Instructions to follow: Retype the entries exactly; omit all pictures.

Page and application data records
——

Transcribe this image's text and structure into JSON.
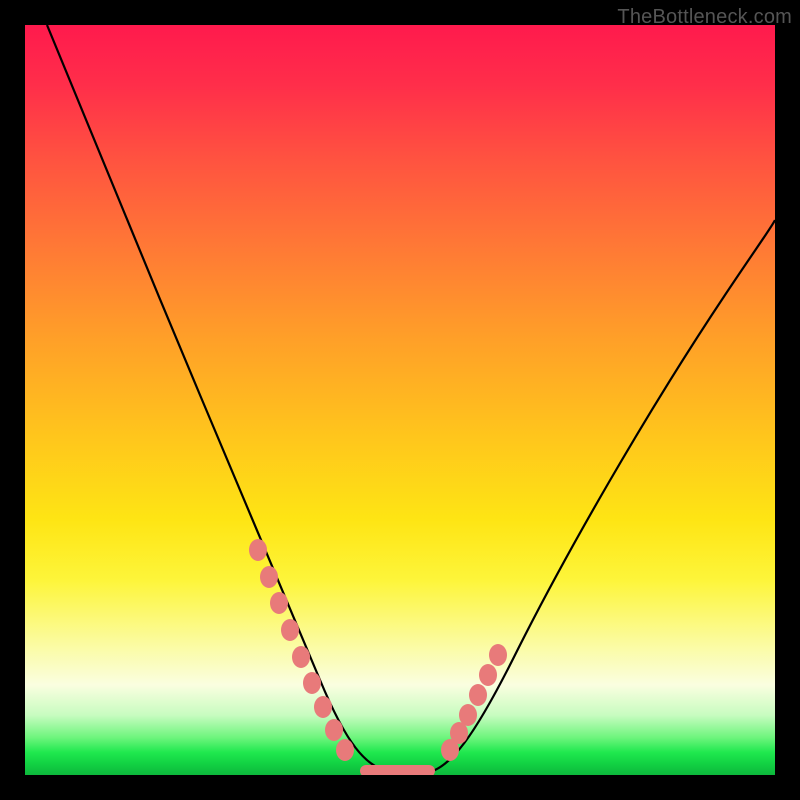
{
  "watermark": "TheBottleneck.com",
  "chart_data": {
    "type": "line",
    "title": "",
    "xlabel": "",
    "ylabel": "",
    "xlim": [
      0,
      100
    ],
    "ylim": [
      0,
      100
    ],
    "grid": false,
    "legend": false,
    "series": [
      {
        "name": "bottleneck-curve",
        "x": [
          3,
          8,
          13,
          18,
          23,
          28,
          31,
          34,
          36,
          38,
          40,
          42,
          44,
          46,
          49,
          53,
          56,
          58,
          60,
          65,
          72,
          80,
          88,
          96,
          100
        ],
        "y": [
          100,
          88,
          76,
          64,
          52,
          40,
          32,
          25,
          20,
          15,
          11,
          7,
          4,
          2,
          0,
          0,
          2,
          5,
          9,
          17,
          29,
          42,
          55,
          67,
          73
        ]
      }
    ],
    "markers": {
      "left_cluster": {
        "x": [
          31,
          33,
          34,
          36,
          37,
          39,
          40,
          42,
          44
        ],
        "y": [
          30,
          26,
          23,
          19,
          16,
          12,
          10,
          7,
          4
        ]
      },
      "right_cluster": {
        "x": [
          56,
          57,
          58,
          59,
          60,
          61
        ],
        "y": [
          3,
          5,
          7,
          9,
          11,
          13
        ]
      },
      "bottom_bar": {
        "x_start": 45,
        "x_end": 54,
        "y": 0
      }
    },
    "marker_color": "#e87a7a",
    "curve_color": "#000000"
  }
}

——

Solution:
Transcribe this image's text and structure into JSON.
{
  "watermark": "TheBottleneck.com",
  "chart_data": {
    "type": "line",
    "title": "",
    "xlabel": "",
    "ylabel": "",
    "xlim": [
      0,
      100
    ],
    "ylim": [
      0,
      100
    ],
    "grid": false,
    "legend": false,
    "series": [
      {
        "name": "bottleneck-curve",
        "x": [
          3,
          8,
          13,
          18,
          23,
          28,
          31,
          34,
          36,
          38,
          40,
          42,
          44,
          46,
          49,
          53,
          56,
          58,
          60,
          65,
          72,
          80,
          88,
          96,
          100
        ],
        "y": [
          100,
          88,
          76,
          64,
          52,
          40,
          32,
          25,
          20,
          15,
          11,
          7,
          4,
          2,
          0,
          0,
          2,
          5,
          9,
          17,
          29,
          42,
          55,
          67,
          73
        ]
      }
    ],
    "markers": {
      "left_cluster": {
        "x": [
          31,
          33,
          34,
          36,
          37,
          39,
          40,
          42,
          44
        ],
        "y": [
          30,
          26,
          23,
          19,
          16,
          12,
          10,
          7,
          4
        ]
      },
      "right_cluster": {
        "x": [
          56,
          57,
          58,
          59,
          60,
          61
        ],
        "y": [
          3,
          5,
          7,
          9,
          11,
          13
        ]
      },
      "bottom_bar": {
        "x_start": 45,
        "x_end": 54,
        "y": 0
      }
    },
    "marker_color": "#e87a7a",
    "curve_color": "#000000"
  }
}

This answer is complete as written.